It was no use. Airmen started doing Army convoy duty in 2004 and thousands continued to do so for several years afterward.
Gates had begun his career as an intelligence officer in the Air Force, including a year at Whiteman Air Force Base, Mo. But Gates soon joined the CIA, and growing up as an analyst there had not endeared him to the Air Force. In the early 1990s, while with the CIA, he had tried to get the Air Force to join in developing unmanned aircraft but was rebuffed, Gates wrote in his book.
“I think he was just frustrated. The surge was about that time and none of the Joint Chiefs were in favor of that. I think there was just a lot of anxiety.” As Wynne said in a 2008 interview with Air Force Magazine, Gates “didn’t beat up the Army, which had almost a thousand Shadows. He beat up the Air Force, which had about 100 Predators.”
Gates couldn’t have dismissed Wynne and Moseley over the UAV dispute, and the F-22 debate—which amounted to a U-turn in terms of administration policy—did not amount to a fireable offense either. What did work as suitable cover, and to end, once and for all, the discussion about building more F-22s, was the sloppy performance of a B-52 bomber crew in Minot, N.D. On Aug. 29, 2007, a B-52H Stratofortress lifted off from Minot and flew to Barksdale Air Force Base, La. On board were six AGM-129 ACM cruise missiles, each one carrying a W80-1 variable yield nuclear warhead. No one realized the error for a day and a half, so the nuclear weapons had effectively gone missing—what the Air Force calls a Bent Spear incident.

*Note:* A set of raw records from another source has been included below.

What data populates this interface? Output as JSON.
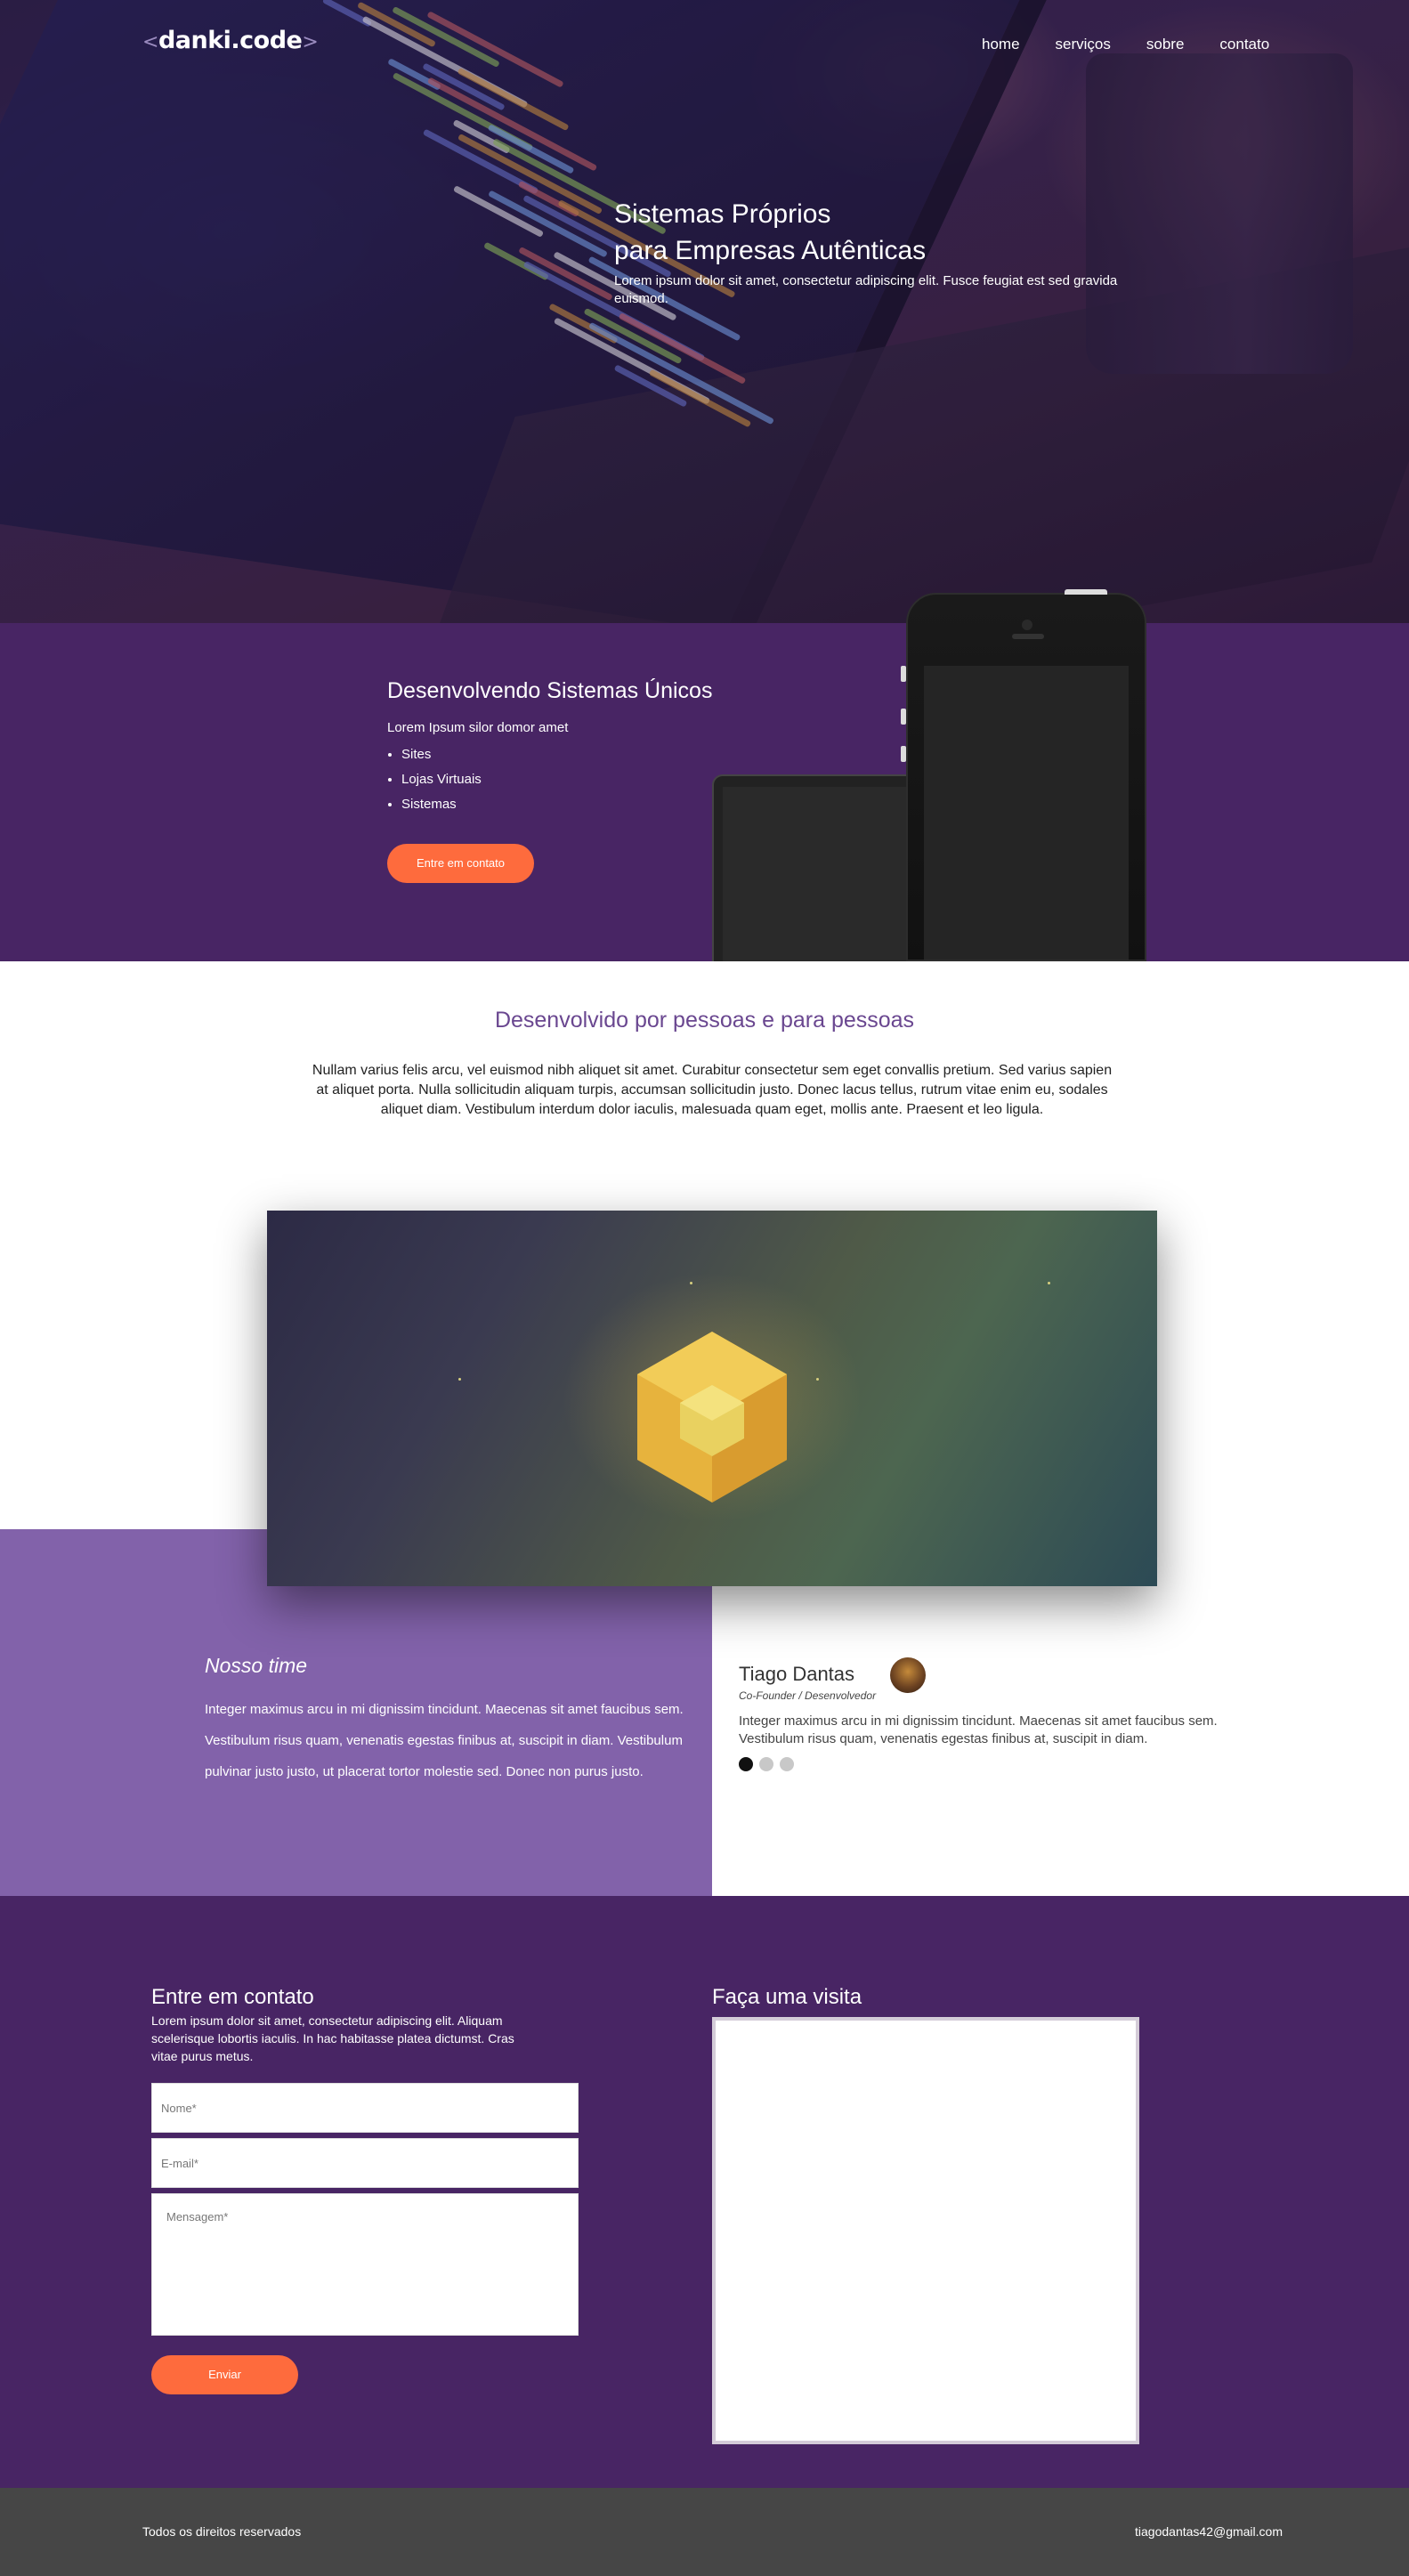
{
  "header": {
    "logo_text": "danki.code",
    "nav": [
      "home",
      "serviços",
      "sobre",
      "contato"
    ]
  },
  "hero": {
    "title_line1": "Sistemas Próprios",
    "title_line2": "para Empresas Autênticas",
    "subtitle": "Lorem ipsum dolor sit amet, consectetur adipiscing elit. Fusce feugiat est sed gravida euismod."
  },
  "services": {
    "title": "Desenvolvendo Sistemas Únicos",
    "lead": "Lorem Ipsum silor domor amet",
    "items": [
      "Sites",
      "Lojas Virtuais",
      "Sistemas"
    ],
    "button": "Entre em contato"
  },
  "about": {
    "title": "Desenvolvido por pessoas e para pessoas",
    "text": "Nullam varius felis arcu, vel euismod nibh aliquet sit amet. Curabitur consectetur sem eget convallis pretium. Sed varius sapien at aliquet porta. Nulla sollicitudin aliquam turpis, accumsan sollicitudin justo. Donec lacus tellus, rutrum vitae enim eu, sodales aliquet diam. Vestibulum interdum dolor iaculis, malesuada quam eget, mollis ante. Praesent et leo ligula."
  },
  "team": {
    "title": "Nosso time",
    "text": "Integer maximus arcu in mi dignissim tincidunt. Maecenas sit amet faucibus sem. Vestibulum risus quam, venenatis egestas finibus at, suscipit in diam. Vestibulum pulvinar justo justo, ut placerat tortor molestie sed. Donec non purus justo.",
    "member": {
      "name": "Tiago Dantas",
      "role": "Co-Founder / Desenvolvedor",
      "text": "Integer maximus arcu in mi dignissim tincidunt. Maecenas sit amet faucibus sem. Vestibulum risus quam, venenatis egestas finibus at, suscipit in diam."
    }
  },
  "contact": {
    "title": "Entre em contato",
    "text": "Lorem ipsum dolor sit amet, consectetur adipiscing elit. Aliquam scelerisque lobortis iaculis. In hac habitasse platea dictumst. Cras vitae purus metus.",
    "name_placeholder": "Nome*",
    "email_placeholder": "E-mail*",
    "message_placeholder": "Mensagem*",
    "send_button": "Enviar",
    "visit_title": "Faça uma visita"
  },
  "footer": {
    "copyright": "Todos os direitos reservados",
    "email": "tiagodantas42@gmail.com"
  },
  "colors": {
    "purple_dark": "#482564",
    "purple_light": "#8262aa",
    "accent_orange": "#fe6b3d",
    "footer_gray": "#464646"
  }
}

A series of investigations followed. A number of officers were disciplined. And the following June, Moseley and Wynne were asked to resign. The Air Force had indeed become lax about nuclear weapons handling and procedures. But no one in the know ever believed the dismissals were about the nukes. Moseley and Wynne had fought hard for the funding and programs they believed in, and they had warned, loudly and often, of the consequences if those investments were put off any further, predicting that aircraft would age, become unsafe, and that training and readiness would decline. The record shows that’s exactly what happened.
Says Moseley today: “Buzz was right.”
- Chiefs, Part 1: Discordant Visionary
- Chiefs, Part 2: A Quest for Stability, A Last Stand on Integrity
- Chiefs, Part 3: Like Father, Like Son
- Chiefs, Part 4: ‘I Tried to Always Make Things Better’
- Chiefs, Part 5: ‘Buzz Was Right’
- Chiefs, Part 6: ‘The Accidental Chief’
- Chiefs, Part 7: ‘Surviving the Budget Control Act Debacle’
- Chiefs, Part 8: The ‘Joint’ Chief
- Chiefs, Part 9: ‘Last of the Cold War Chiefs’
- Chiefs, Part 10: ‘The Invisible Chief’